SOURCE MATERIAL:
-=-=-
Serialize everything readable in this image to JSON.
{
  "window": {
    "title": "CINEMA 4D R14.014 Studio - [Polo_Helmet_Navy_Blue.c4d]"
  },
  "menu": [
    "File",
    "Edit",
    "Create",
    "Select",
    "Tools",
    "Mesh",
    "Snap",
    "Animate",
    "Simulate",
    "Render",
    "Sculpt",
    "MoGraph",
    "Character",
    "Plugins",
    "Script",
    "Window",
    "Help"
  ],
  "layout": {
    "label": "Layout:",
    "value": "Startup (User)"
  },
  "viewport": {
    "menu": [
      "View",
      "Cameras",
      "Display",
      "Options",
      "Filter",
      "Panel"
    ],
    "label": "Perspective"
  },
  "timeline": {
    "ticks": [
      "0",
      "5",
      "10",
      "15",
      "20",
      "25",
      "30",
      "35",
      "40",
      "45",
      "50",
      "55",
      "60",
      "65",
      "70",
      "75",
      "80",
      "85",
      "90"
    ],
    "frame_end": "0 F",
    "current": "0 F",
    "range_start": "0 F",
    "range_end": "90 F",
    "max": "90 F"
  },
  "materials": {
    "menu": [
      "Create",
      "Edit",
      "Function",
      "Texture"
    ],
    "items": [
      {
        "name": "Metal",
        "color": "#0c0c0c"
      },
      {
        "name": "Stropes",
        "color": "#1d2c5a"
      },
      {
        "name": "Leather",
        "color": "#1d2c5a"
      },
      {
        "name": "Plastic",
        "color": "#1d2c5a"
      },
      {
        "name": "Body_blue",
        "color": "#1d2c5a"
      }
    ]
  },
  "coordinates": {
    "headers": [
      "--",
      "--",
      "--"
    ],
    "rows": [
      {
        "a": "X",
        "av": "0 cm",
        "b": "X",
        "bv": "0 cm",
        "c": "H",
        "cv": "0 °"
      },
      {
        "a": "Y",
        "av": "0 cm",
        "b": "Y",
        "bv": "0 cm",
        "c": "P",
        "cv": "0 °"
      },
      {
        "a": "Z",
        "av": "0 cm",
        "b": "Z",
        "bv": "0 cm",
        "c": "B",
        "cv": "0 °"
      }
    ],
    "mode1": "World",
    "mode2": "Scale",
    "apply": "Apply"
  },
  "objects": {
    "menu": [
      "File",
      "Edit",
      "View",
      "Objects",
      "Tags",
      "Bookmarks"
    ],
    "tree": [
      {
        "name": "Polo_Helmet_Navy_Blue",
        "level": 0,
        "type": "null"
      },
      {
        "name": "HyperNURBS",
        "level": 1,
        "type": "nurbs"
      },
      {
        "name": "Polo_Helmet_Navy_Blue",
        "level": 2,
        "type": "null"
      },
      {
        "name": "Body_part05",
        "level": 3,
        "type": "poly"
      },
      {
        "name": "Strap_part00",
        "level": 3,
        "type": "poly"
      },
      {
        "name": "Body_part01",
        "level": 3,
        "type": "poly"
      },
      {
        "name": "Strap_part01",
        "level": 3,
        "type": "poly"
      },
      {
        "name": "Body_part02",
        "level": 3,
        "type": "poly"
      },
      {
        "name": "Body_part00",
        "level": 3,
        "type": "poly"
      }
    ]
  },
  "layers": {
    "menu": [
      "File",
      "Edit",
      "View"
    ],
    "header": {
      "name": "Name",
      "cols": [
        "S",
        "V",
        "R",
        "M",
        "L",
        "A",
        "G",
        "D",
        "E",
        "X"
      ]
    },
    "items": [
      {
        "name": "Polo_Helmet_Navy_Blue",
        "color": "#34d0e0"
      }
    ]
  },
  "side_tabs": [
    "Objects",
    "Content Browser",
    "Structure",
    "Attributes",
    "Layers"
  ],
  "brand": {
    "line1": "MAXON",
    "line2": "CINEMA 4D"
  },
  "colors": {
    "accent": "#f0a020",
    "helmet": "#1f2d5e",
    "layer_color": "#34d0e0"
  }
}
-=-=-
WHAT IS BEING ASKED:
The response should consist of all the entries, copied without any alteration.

SOLUTION TO THE EXERCISE:
Serialize everything readable in this image to JSON.
{
  "window": {
    "title": "CINEMA 4D R14.014 Studio - [Polo_Helmet_Navy_Blue.c4d]"
  },
  "menu": [
    "File",
    "Edit",
    "Create",
    "Select",
    "Tools",
    "Mesh",
    "Snap",
    "Animate",
    "Simulate",
    "Render",
    "Sculpt",
    "MoGraph",
    "Character",
    "Plugins",
    "Script",
    "Window",
    "Help"
  ],
  "layout": {
    "label": "Layout:",
    "value": "Startup (User)"
  },
  "viewport": {
    "menu": [
      "View",
      "Cameras",
      "Display",
      "Options",
      "Filter",
      "Panel"
    ],
    "label": "Perspective"
  },
  "timeline": {
    "ticks": [
      "0",
      "5",
      "10",
      "15",
      "20",
      "25",
      "30",
      "35",
      "40",
      "45",
      "50",
      "55",
      "60",
      "65",
      "70",
      "75",
      "80",
      "85",
      "90"
    ],
    "frame_end": "0 F",
    "current": "0 F",
    "range_start": "0 F",
    "range_end": "90 F",
    "max": "90 F"
  },
  "materials": {
    "menu": [
      "Create",
      "Edit",
      "Function",
      "Texture"
    ],
    "items": [
      {
        "name": "Metal",
        "color": "#0c0c0c"
      },
      {
        "name": "Stropes",
        "color": "#1d2c5a"
      },
      {
        "name": "Leather",
        "color": "#1d2c5a"
      },
      {
        "name": "Plastic",
        "color": "#1d2c5a"
      },
      {
        "name": "Body_blue",
        "color": "#1d2c5a"
      }
    ]
  },
  "coordinates": {
    "headers": [
      "--",
      "--",
      "--"
    ],
    "rows": [
      {
        "a": "X",
        "av": "0 cm",
        "b": "X",
        "bv": "0 cm",
        "c": "H",
        "cv": "0 °"
      },
      {
        "a": "Y",
        "av": "0 cm",
        "b": "Y",
        "bv": "0 cm",
        "c": "P",
        "cv": "0 °"
      },
      {
        "a": "Z",
        "av": "0 cm",
        "b": "Z",
        "bv": "0 cm",
        "c": "B",
        "cv": "0 °"
      }
    ],
    "mode1": "World",
    "mode2": "Scale",
    "apply": "Apply"
  },
  "objects": {
    "menu": [
      "File",
      "Edit",
      "View",
      "Objects",
      "Tags",
      "Bookmarks"
    ],
    "tree": [
      {
        "name": "Polo_Helmet_Navy_Blue",
        "level": 0,
        "type": "null"
      },
      {
        "name": "HyperNURBS",
        "level": 1,
        "type": "nurbs"
      },
      {
        "name": "Polo_Helmet_Navy_Blue",
        "level": 2,
        "type": "null"
      },
      {
        "name": "Body_part05",
        "level": 3,
        "type": "poly"
      },
      {
        "name": "Strap_part00",
        "level": 3,
        "type": "poly"
      },
      {
        "name": "Body_part01",
        "level": 3,
        "type": "poly"
      },
      {
        "name": "Strap_part01",
        "level": 3,
        "type": "poly"
      },
      {
        "name": "Body_part02",
        "level": 3,
        "type": "poly"
      },
      {
        "name": "Body_part00",
        "level": 3,
        "type": "poly"
      }
    ]
  },
  "layers": {
    "menu": [
      "File",
      "Edit",
      "View"
    ],
    "header": {
      "name": "Name",
      "cols": [
        "S",
        "V",
        "R",
        "M",
        "L",
        "A",
        "G",
        "D",
        "E",
        "X"
      ]
    },
    "items": [
      {
        "name": "Polo_Helmet_Navy_Blue",
        "color": "#34d0e0"
      }
    ]
  },
  "side_tabs": [
    "Objects",
    "Content Browser",
    "Structure",
    "Attributes",
    "Layers"
  ],
  "brand": {
    "line1": "MAXON",
    "line2": "CINEMA 4D"
  },
  "colors": {
    "accent": "#f0a020",
    "helmet": "#1f2d5e",
    "layer_color": "#34d0e0"
  }
}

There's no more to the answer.